* **TASK OBJECTIVE**: In the records that follow, find each line with "price" and pull it out.

++++ INPUT MATERIAL

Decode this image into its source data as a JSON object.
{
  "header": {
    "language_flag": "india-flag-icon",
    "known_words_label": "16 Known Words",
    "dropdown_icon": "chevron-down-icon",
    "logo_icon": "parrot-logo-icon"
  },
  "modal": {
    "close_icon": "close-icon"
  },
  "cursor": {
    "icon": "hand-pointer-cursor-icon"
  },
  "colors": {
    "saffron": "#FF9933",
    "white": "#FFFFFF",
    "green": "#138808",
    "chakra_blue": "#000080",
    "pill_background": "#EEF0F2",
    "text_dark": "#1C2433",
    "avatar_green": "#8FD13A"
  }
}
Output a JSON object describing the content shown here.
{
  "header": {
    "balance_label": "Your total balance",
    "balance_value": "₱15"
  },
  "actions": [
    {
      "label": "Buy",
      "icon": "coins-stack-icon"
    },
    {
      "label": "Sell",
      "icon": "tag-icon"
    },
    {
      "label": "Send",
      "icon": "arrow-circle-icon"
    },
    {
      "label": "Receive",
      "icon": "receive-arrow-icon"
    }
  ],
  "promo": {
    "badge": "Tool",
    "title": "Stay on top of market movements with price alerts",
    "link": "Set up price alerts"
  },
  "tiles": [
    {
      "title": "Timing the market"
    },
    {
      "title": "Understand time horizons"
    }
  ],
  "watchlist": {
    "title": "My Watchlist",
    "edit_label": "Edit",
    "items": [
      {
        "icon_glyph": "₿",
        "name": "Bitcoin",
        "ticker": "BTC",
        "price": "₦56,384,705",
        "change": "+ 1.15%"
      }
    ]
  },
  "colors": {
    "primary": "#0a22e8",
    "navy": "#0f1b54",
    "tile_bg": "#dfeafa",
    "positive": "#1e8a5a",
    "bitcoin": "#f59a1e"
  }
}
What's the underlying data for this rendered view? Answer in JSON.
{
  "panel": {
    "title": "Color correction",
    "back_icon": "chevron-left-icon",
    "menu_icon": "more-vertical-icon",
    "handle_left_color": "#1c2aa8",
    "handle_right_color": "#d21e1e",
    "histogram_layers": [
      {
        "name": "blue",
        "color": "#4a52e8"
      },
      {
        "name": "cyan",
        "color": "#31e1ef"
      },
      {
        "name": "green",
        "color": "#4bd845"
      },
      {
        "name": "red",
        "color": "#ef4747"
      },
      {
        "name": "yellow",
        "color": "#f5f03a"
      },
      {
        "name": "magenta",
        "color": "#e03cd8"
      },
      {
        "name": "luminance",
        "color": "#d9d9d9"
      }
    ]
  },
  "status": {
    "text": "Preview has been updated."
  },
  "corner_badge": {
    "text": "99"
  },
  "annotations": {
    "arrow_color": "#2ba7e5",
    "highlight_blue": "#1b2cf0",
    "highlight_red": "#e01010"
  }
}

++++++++

* **WRITTEN ANSWER**:
    "title": "Stay on top of market movements with price alerts",
    "link": "Set up price alerts"
        "price": "₦56,384,705",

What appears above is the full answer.